The primary call is for us to do something about creating a world that is kinder toward other people and the environment.

The secondary call of the book is for faith communities to wake up to that reality, to say, "Oh, yeah. We are supposed to be kinder to our neighbor and nature. How can we make it clear to people who have given up on church or synagogue or mosque that we are passionate about the things they are passionate about?"

What I would like to see churches do is really begin to open themselves up, to be in conversation with people who have left the church. I want churches to be able to listen to what's going on in the world around them.

But the primary piece of the book is for all of us to see God everywhere around us and then say, "Oh, my gosh. Nature is indeed the theater of the holy and my neighbor's face is a reflection of God. And that means something for the way that I am supposed to act as I make my way through my life."

DN: You conclude the book by addressing the value of awe. How can people nurture this emotion in their life?

DBB: Awe tends to show up where you least expect it. That's actually the problem, on occasion, with church and other religious communities.

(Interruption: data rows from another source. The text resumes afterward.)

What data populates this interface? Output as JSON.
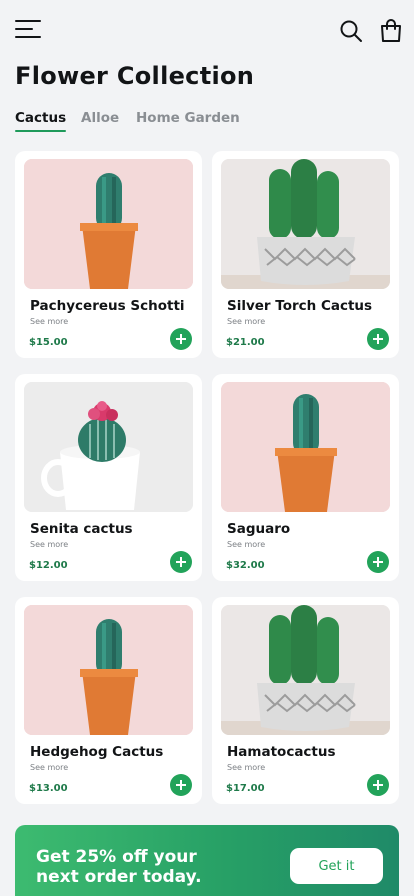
{
  "header": {
    "menu_icon": "hamburger-menu-icon",
    "search_icon": "search-icon",
    "bag_icon": "shopping-bag-icon"
  },
  "page": {
    "title": "Flower Collection"
  },
  "tabs": [
    {
      "label": "Cactus",
      "active": true
    },
    {
      "label": "Alloe",
      "active": false
    },
    {
      "label": "Home Garden",
      "active": false
    }
  ],
  "products": [
    {
      "name": "Pachycereus Schotti",
      "more": "See more",
      "price": "$15.00",
      "photo": "cactus in orange pot"
    },
    {
      "name": "Silver Torch Cactus",
      "more": "See more",
      "price": "$21.00",
      "photo": "cactus in patterned pot"
    },
    {
      "name": "Senita cactus",
      "more": "See more",
      "price": "$12.00",
      "photo": "flowering cactus in white mug"
    },
    {
      "name": "Saguaro",
      "more": "See more",
      "price": "$32.00",
      "photo": "cactus in orange pot"
    },
    {
      "name": "Hedgehog Cactus",
      "more": "See more",
      "price": "$13.00",
      "photo": "cactus in orange pot"
    },
    {
      "name": "Hamatocactus",
      "more": "See more",
      "price": "$17.00",
      "photo": "cactus in patterned pot"
    }
  ],
  "promo": {
    "text": "Get 25% off your next order today.",
    "button": "Get it"
  },
  "colors": {
    "accent": "#22a35a",
    "price": "#1f7a4a",
    "background": "#f2f3f5",
    "card": "#ffffff"
  }
}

They claim to be in the "awe business," but then you go to church and people are mostly just talking about selling doughnuts to raise money for the Sunday School program. That's great stuff, but it's not particularly awe-inspiring.

When it comes to the idea of nurturing awe, the way that happens is we nurture a capacity in ourselves to see the world more deeply and to take that extra step to make connections that we normally would not make.

Almost every morning when I'm home, I walk along the Potomac River. I take that walk and my sense is that it's a beautiful day, and I'm ready for whatever is on this path.

But while I'm walking, there are all these people running passed me with headphones on, looking down at the road in front of them. There are bikers zipping by. People seem to be inside themselves and moving quickly through the landscape. They're not really noticing anything except that they're getting their exercise in.

I'm not opposed to that, but I think taking the extra moment before you begin an outdoor exercise to say, "This is not just about me on the bike. This is about the air in my face, the sunlight falling through the leaves of the trees, the beauty of the river." Sometimes that means stopping the bike.

That's what awe is like. Sometimes it shows up inside of a church building, and sometimes it shows up along the Potomac River. The reason it shows up is because you are ready for it. And that always involves the very simple practice of saying, "I will pay attention."

This interview has been edited for length and clarity.

Email: kdallas@deseretnews.com Twitter: @kelsey_dallas